WHAT TO DO
When you find the word "title" in a line of the entries, please copy the whole line.

━━━━━ TASK INPUT ━━━━━

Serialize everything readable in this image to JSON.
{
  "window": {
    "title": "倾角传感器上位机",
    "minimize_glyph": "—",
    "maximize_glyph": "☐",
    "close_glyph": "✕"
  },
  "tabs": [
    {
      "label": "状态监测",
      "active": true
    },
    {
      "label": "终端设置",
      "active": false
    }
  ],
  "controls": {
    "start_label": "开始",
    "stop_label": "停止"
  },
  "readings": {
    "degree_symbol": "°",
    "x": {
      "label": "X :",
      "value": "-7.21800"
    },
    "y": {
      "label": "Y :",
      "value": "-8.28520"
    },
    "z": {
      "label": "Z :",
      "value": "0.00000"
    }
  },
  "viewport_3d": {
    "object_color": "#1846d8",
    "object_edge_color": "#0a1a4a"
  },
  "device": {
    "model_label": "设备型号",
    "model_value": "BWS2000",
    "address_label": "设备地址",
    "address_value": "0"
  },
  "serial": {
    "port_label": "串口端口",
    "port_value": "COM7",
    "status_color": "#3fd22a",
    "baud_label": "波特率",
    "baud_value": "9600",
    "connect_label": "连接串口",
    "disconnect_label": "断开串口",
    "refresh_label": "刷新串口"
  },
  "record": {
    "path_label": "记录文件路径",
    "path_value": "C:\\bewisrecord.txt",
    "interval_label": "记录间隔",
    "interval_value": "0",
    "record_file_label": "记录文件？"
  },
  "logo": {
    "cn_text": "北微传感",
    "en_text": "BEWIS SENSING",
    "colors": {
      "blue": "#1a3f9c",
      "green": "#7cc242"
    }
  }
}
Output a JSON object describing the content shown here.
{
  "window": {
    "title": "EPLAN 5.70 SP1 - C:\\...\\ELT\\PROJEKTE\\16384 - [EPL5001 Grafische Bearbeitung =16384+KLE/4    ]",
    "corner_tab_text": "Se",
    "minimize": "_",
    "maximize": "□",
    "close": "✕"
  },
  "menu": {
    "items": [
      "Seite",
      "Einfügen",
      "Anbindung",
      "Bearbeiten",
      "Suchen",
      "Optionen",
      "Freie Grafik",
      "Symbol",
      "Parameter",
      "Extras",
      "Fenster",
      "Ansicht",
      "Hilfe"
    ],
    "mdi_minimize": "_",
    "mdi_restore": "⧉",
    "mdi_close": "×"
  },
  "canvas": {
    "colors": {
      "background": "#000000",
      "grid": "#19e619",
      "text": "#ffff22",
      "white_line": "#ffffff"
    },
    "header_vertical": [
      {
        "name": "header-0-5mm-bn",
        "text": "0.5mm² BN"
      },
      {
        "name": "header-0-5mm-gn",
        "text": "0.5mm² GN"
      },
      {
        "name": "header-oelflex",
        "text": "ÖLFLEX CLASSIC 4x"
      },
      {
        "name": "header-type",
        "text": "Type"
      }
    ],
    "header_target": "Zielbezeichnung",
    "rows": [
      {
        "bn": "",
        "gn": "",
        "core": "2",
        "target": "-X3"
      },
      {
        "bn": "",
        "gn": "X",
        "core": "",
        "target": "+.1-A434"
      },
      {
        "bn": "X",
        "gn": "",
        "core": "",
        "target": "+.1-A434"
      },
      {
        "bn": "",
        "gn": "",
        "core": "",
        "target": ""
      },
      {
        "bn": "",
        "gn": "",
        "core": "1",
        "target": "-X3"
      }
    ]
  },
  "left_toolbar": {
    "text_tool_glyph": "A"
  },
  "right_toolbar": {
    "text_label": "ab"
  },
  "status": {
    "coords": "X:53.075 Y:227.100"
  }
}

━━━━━

WRITTEN REPLY
    "title": "倾角传感器上位机",
    "title": "EPLAN 5.70 SP1 - C:\\...\\ELT\\PROJEKTE\\16384 - [EPL5001 Grafische Bearbeitung =16384+KLE/4    ]",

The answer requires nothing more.